Thus you shall be!
Natasza Rogozinska is a trained fashion designer, but she rather focuses on illustration and graphic design. Her works have been showcased in Vogue Poland, i-D Magazine, Kaltblut Magazine, Waste Not exhibition at the IFS Somerset House, London, and others. Natasza is now working on a master project, where she is reviving stories about forgotten women from general history, myths, and legends. She combines traditional and analog techniques such as embroidery and linocut with digital art – to create a feminine chronicle of these forgotten stories. We are prod to present her text and her work.
If you would like to read more of her stories and watch more of her work, you can find them (external link) here.
Marguerite de Bressieux took the field in order to avenge a wrong which she herself had suffered. Her father’s castle had been taken by storm by Louis de Chalons, Prince of Orange; and she herself as well as other maidens, had endured the last insult at the hands of brutal soldiery. That is how it came about that, when the royal troops, under Raoul de Gaucourt, Governor of Dauphine, were marching agains Louis de Chalons, twelve strange and mysterious cavaliers, attired in black, wearing scarfs of crape and carrying a banner which bore the device of an orange transfixed by a lance and the motto „Ainsi tu seras” („Thus you shall be”), greeted the general. Insisting, they were enrolled in the French King’s army. At the battle of Autun they got their chance, and proved their worth. They uncovered their faces to charge; and those who had wronged them recognised them, and took them, in their superstition, for the troubled spirits of the dead, returning to earth for their discomfiture. (Francis Henry Gribble „Women in war”)
Did you know the character? I didn’t either. I found out about Marguerite by utter accident – and it soon turned out that her story is not that rare. My list of Women Who Are Thoroughly Forgotten has 37 names for now – Chinese pirates, Mongolian wrestling princesses, Japanese warriors, and Anglo-Saxon ladies. Women of all historical eras, social classes, and castes, from around the world. What do they have in common? Well, oblivion.
Oblivion, which makes us able to retrieve only the residual information about these characters, leaves us with blank spots, unexplained situations, mysterious circumstances, and unexplored occurrences.
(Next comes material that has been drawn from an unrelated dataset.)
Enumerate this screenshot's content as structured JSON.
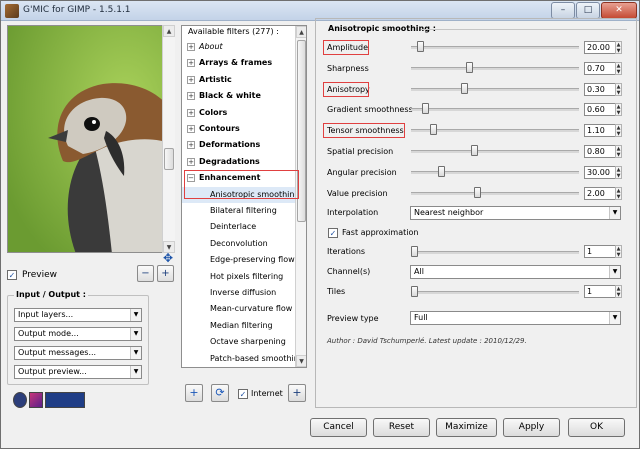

This lack of knowledge let my imagination run wild, interpreting the mentioned characters as I see fit – giving them new attributes and characteristics, I shed the proper light on them.
In my dream visions, women are resting beneath the monument of Timocleia – attacked and humiliated by the commander of the Thracian army, for whom it was still insufficient – he urged her to hand over the treasures. „Oh I have them,” she said while she led him to the well, and as soon as he greedily look inside, she pushed him in, throwing stones into the black abyss of the well.
Look over there, is that a hand of lady Godiva holding a chess horse? It may be that her husband, Earl Leofric, agreed to lower the taxes – but only if his dear wife would ride a horse through the city of Coventry – naked.
Reviving these characters, I’m creating the very modern annals of the long bygone times – where imagination and history intersect and where art, femininity, and strength exist.
©by Natasza Rogozinska